So you want to be writer, huh? Seems like a job that can be easily accomplished by someone with a strong grasp of grammar, punctuation, and sentence structure and a few noteworthy ideas to share, right? Not necessarily. The primary reason new writers enter the market is to make a living doing something they love. This reason, while logical, is juxtaposed. The primary reason for writing should be to do something you love and make a living out of it. The emphasis being; SOMETHING YOU LOVE. Because if you don’t love it, you won’t live it and if you don’t live it, you will probably not earn a living at it. Here are a few keys to living and working like a writer:
Read, read, and read…
You can’t be a successful writer if you don’t read and there are several things you should be reading. The most successful business people in any industry get there in part by keeping up to date on changes in the business, new policies, better ways to do things, new philosophies in the industry, etc… Writers must do the same. Read books and online content about writing, read style guides, keep reference materials and actually use them. Read about the things you write about. You need to see the good, the mediocre, and the down right ridiculous in your genre so that you can identify it and strive not to duplicate the mistakes of others. If you’re a blogger, read high traffic blogs and try to identify the roots of their popularity. If you’re a novelist, read books in your genre. It’s amazing how much better a writer one can become by seeing examples of what not to do! Read to be informed about the world. Your readers tastes change as the world around them changes and you need to know what topics are fresh and interest worthy. Finally, read so you can shift yourself in to the mindset of a reader. That way, when you re-read your own work, it will be easier to distance yourself and see the story from a readers point of view.
Have a desk – even though you may not use it very often
Every business person needs a home base. They need somewhere that feels like the “office”. From a psychological standpoint, it makes you feel credible. With today’s technology, writers are more likely to prop up a laptop in their laps while sitting in bed than to lock themselves in their home office but having the option of going to the “office” makes your writing profession feel real.
Introduce yourself as a writer
This is one that I still find myself struggling with even after publishing hundreds of articles and four books. When I left my traditional career, everyone I saw on the street asked, “What are you doing now?” and I struggled for an answer. Mostly because I was picking up odd work at home contract jobs and thought that somehow defining those was a better answer than saying I am a writer. I feared the stigma of “starving artist”. I was afraid they would walk away saying, “She doesn’t have a job. She’s sitting at home trying to be J.K. Rowling or Stephen King.” Then one day I realized, “If I don’t think I’m a writer, how can I expect anyone else to?”
Write for the love of it
If a topic doesn’t interest you, you will likely write about it with little interest. Every piece of work you put out for the public should be written with a keen interest and compiled with passion. Your readers may not experience a passionate awakening when they read your article about kitchen cleaners, but they will hear the energy in your voice if you feel passionately about kitchen cleaners and your words, through your passion, will be more credible and interesting.

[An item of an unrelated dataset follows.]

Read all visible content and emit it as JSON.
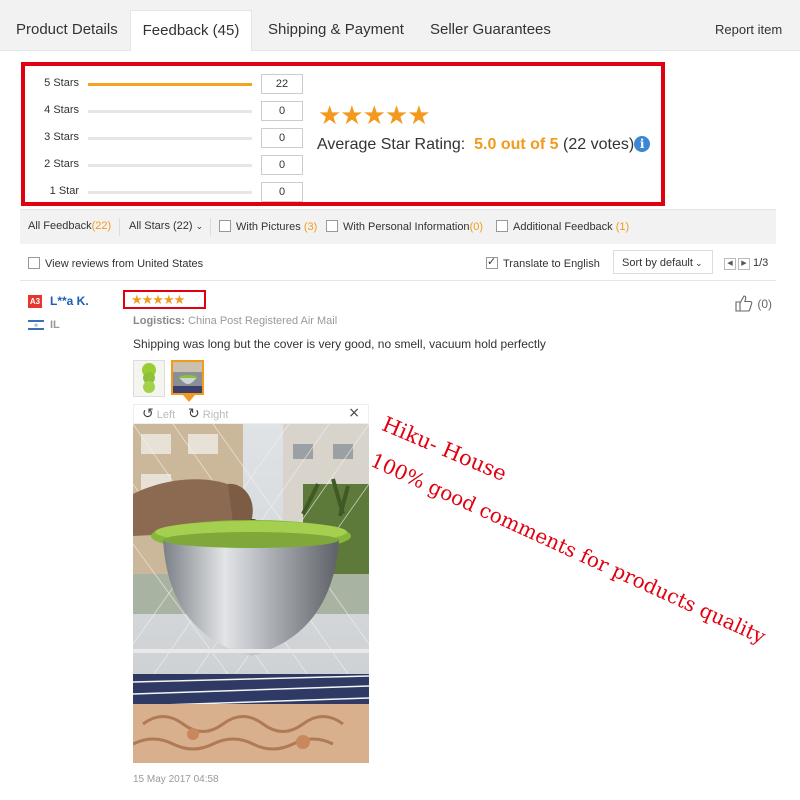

Actively engage with other writers and readers
You need a community of like minds to keep you fresh and on top of your game. Gone are the days of the loner writer locked up in a woodsy location. Today, you need a network to get ahead and to reach an audience. Take classes and seminars, go to local library functions, visit the local coffee houses and indie books stores, maybe take in a poetry reading or two. Use social networking to connect with other authors, readers, and resources like cover designers, editors, reviewers, and publishers. Connect for success, and remember, the greatest work will remain unknown if it isn’t marketed and connecting with people who have an interest in your content is the easiest way to market it.
Write with the understanding that you may never make a dime from it
If you can come to terms with the idea that you may never sell a single word and you still feel the overwhelming desire to write then it is highly likely that you will be a successful writer. Why? Because it is in your blood. Writing is a method of happiness for you and when you write to fulfill the human need for happiness, you write from your soul. Reader’s can identify “soul writers” and they stand out in a crowd of hacks who have lost their passion and now write for a paycheck. Readers will be drawn to you, and if you write well, you will see a return on your investment.
So true! I couldn’t call myself an author for several months after I published my first novel last year, until several people pointed out that I have achieved a lot more than many in the writing world, and I definitely am a writer. Now I am working hard to ‘live’ my truth and make it work for me financially as well as practically.
I recently contacted a coffee shop that hosts local musicians and other artists on a regular basis and they were excited about the concept of hosting a book signing for a local author because, though they sometimes have poetry readings, they haven’t really developed a relationship with any other authors. I’m going to give it a go! If you have an artsy cafe nearby, it might not hurt to give it a try. If not for a book signing, then maybe just to display some flyers or put a few books on sale.